Henrietta Ivey — a native Michigan healthcare worker —will speak at the Democratic National Convention next Thursday in Philadelphia.
Ivey is one of 20 “everyday Americans” who will address the crowds in the Wells-Fargo Arena to share with delegates and attendees both their experiences and reasons to believe Hillary Clinton will unite and strengthen the nation.
Ivey, who works two minimum wage jobs to provide for her family, has been an active member of the Home Care Fight for $15 National Organizing Committee and the Service Employees International Union (SEIU) Healthcare Michigan. She said she joined the Fight for $15 because she believes strongly in raising the minimum wage to a livable amount.
Ivey had the opportunity to meet with Clinton in May when she came to Detroit to address the SEIU convention held in the Cobo Center downtown. Ivey supported Clinton prior to this meeting but said seeing the candidate in person only strengthened her support.
“Meeting her face-to-face and telling her my story and my struggle as a low wage worker was just a very emotional and heartfelt meeting,” she said. “I just feel in my heart that this is the person who needs to run the United States of America.”
Ivey is one of four scheduled DNC speakers from Michigan, joined by Flint Mayor Karen Weaver, Detroit Mayor Mike Duggan and former governor Jennifer Granholm — a contrast from last week’s Republican National Convention, which Gov. Rick Snyder did not attend.
The choice of Weaver follows a speech by Michigan Attorney General Bill Schuette at the RNC, in which he stated justice will be brought to the city of Flint. Clinton has long stated her support for the city, but the issue has largely sunk under the radar since President Barack Obama’s visit in May.
Clinton has recently been under fire for the FBI’s decision over her private e-mail server. At the RNC, the crowd consistently chanted “lock her up” and speakers issued attacks on her character. Donald Trump has also stated that Clinton does not truly believe in any of her stances and merely takes opinions based on their popularity among voters.
In response to these criticisms, Ivey said people should not pass judgement on her character unless they’ve met her.
“I would say that if you haven’t met her, you can’t speak on that,” she said. “I got the opportunity to see her face-to-face, and I got nothing but honest out of her.”
Looking forward to next Thursday, Ivey said she is still finalizing her remarks but plans to discuss her personal struggles and how she believes Clinton will help her and the country.
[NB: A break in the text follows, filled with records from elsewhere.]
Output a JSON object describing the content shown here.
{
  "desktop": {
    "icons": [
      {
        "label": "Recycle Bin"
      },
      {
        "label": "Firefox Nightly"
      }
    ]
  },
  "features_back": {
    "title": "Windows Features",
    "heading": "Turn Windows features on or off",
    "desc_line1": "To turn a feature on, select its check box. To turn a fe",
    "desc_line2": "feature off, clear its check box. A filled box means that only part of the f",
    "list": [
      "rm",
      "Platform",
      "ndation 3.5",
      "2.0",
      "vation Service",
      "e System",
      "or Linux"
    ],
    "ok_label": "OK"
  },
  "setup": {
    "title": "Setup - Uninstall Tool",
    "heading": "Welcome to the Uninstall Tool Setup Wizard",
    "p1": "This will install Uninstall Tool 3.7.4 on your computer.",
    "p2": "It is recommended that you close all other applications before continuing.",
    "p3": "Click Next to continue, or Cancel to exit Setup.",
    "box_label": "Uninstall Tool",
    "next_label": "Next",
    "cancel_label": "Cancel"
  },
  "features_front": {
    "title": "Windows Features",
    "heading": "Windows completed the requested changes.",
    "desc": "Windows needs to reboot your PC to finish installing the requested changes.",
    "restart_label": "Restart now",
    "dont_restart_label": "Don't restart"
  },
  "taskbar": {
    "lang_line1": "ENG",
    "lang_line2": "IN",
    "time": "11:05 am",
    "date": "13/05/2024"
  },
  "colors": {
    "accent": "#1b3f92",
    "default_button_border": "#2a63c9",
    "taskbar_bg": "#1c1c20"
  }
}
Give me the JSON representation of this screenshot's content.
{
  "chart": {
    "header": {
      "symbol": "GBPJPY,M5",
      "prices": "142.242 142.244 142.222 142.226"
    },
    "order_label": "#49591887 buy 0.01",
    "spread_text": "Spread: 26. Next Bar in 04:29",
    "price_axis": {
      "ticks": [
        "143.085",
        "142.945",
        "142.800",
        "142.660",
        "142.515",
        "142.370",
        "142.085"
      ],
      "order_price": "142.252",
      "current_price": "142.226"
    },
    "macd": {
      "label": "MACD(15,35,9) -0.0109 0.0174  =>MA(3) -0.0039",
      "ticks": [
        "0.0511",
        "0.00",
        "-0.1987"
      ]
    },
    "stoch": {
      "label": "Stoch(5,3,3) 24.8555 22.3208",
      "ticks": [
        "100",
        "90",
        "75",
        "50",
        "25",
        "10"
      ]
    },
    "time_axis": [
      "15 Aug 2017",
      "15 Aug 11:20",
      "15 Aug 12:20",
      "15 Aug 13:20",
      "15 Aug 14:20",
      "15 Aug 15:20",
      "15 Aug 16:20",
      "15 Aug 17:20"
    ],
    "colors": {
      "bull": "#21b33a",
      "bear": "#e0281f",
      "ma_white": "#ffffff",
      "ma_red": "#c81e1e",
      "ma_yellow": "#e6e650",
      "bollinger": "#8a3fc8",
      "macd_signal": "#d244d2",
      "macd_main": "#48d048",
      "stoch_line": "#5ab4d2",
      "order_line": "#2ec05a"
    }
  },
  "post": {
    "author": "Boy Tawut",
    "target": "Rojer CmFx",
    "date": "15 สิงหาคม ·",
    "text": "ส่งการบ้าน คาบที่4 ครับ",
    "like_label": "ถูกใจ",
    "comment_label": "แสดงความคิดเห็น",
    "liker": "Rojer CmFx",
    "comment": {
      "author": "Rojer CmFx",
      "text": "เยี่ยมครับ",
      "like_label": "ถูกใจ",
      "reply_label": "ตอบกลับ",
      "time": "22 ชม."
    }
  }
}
She added that she is nervous about speaking in front of such a large audience but is mostly still in shock over being chosen.
“I’m still trying to let it all sink in,” she said. “I’m so happy and excited about being a part of it. I’m still smiling everyday like I won the lottery … I’m a little nervous, but I think I will be okay.”